◆ **Problem statement**
Bring together all lines from the listing below that contain the string "JSON".

◆ **Material to process**
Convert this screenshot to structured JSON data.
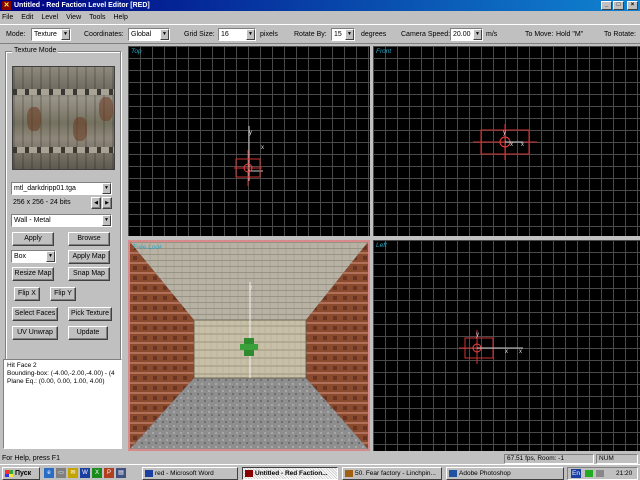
{
  "window": {
    "title": "Untitled - Red Faction Level Editor [RED]",
    "app_icon": "red-faction-icon",
    "controls": {
      "minimize": "_",
      "maximize": "□",
      "close": "×"
    }
  },
  "menu": [
    "File",
    "Edit",
    "Level",
    "View",
    "Tools",
    "Help"
  ],
  "toolbar": {
    "mode_label": "Mode:",
    "mode_value": "Texture",
    "coords_label": "Coordinates:",
    "coords_value": "Global",
    "grid_label": "Grid Size:",
    "grid_value": "16",
    "grid_unit": "pixels",
    "rotate_label": "Rotate By:",
    "rotate_value": "15",
    "rotate_unit": "degrees",
    "camspeed_label": "Camera Speed:",
    "camspeed_value": "20.00",
    "camspeed_unit": "m/s",
    "tomove_label": "To Move:",
    "tomove_value": "Hold \"M\"",
    "torotate_label": "To Rotate:"
  },
  "texture_panel": {
    "group_label": "Texture Mode",
    "texture_name": "mtl_darkdripp01.tga",
    "texture_info": "256 x 256 - 24 bits",
    "material": "Wall - Metal",
    "shape": "Box",
    "buttons": {
      "apply": "Apply",
      "browse": "Browse",
      "apply_map": "Apply Map",
      "resize_map": "Resize Map",
      "snap_map": "Snap Map",
      "flip_x": "Flip X",
      "flip_y": "Flip Y",
      "select_faces": "Select Faces",
      "pick_texture": "Pick Texture",
      "uv_unwrap": "UV Unwrap",
      "update": "Update"
    },
    "info": {
      "line1": "Hit Face 2",
      "line2": "Bounding-box: (-4.00,-2.00,-4.00) - (4",
      "line3": "Plane Eq.: (0.00, 0.00, 1.00, 4.00)"
    }
  },
  "viewports": {
    "top": "Top",
    "front": "Front",
    "free_look": "Free Look",
    "left": "Left"
  },
  "statusbar": {
    "help": "For Help, press F1",
    "fps": "67.51 fps, Room: -1",
    "num": "NUM"
  },
  "taskbar": {
    "start": "Пуск",
    "tasks": [
      {
        "label": "red - Microsoft Word",
        "icon": "word-icon"
      },
      {
        "label": "Untitled - Red Faction...",
        "icon": "red-faction-icon"
      },
      {
        "label": "50. Fear factory - Linchpin...",
        "icon": "winamp-icon"
      },
      {
        "label": "Adobe Photoshop",
        "icon": "photoshop-icon"
      }
    ],
    "lang": "En",
    "clock": "21:20"
  },
  "colors": {
    "titlebar": "#000080",
    "viewport_bg": "#000000",
    "grid": "#4a4a4a",
    "selection": "#d66666",
    "viewport_label": "#2aa8c8"
  }
}
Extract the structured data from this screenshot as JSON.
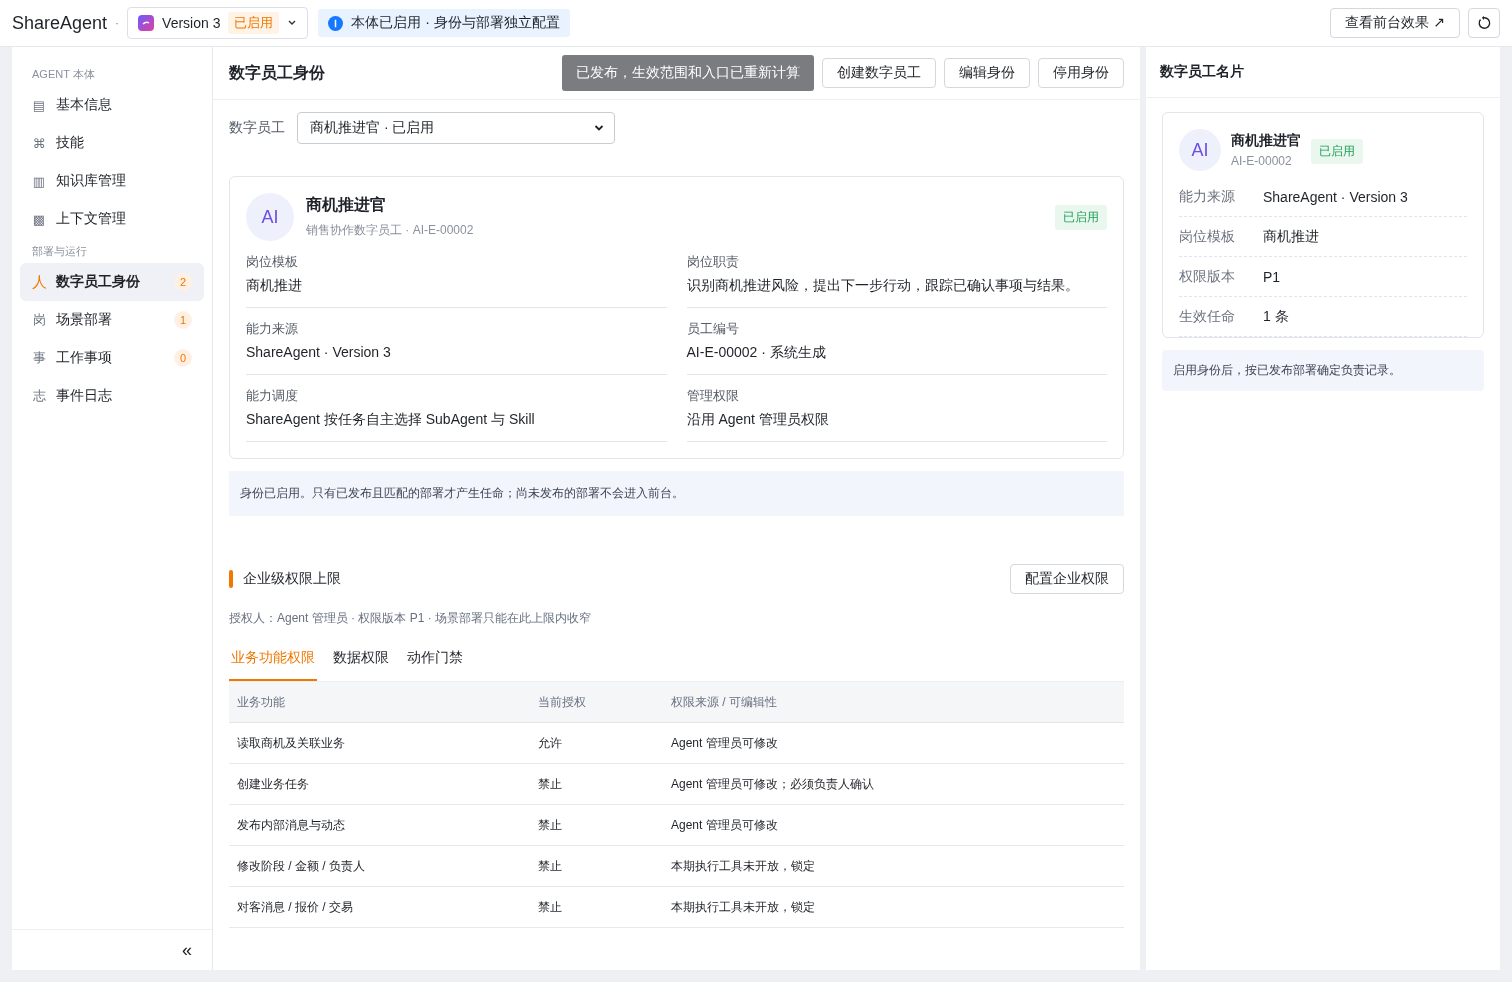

◆ **Response area**
Convert this screenshot to structured JSON data.
Extract the structured data from this screenshot as JSON.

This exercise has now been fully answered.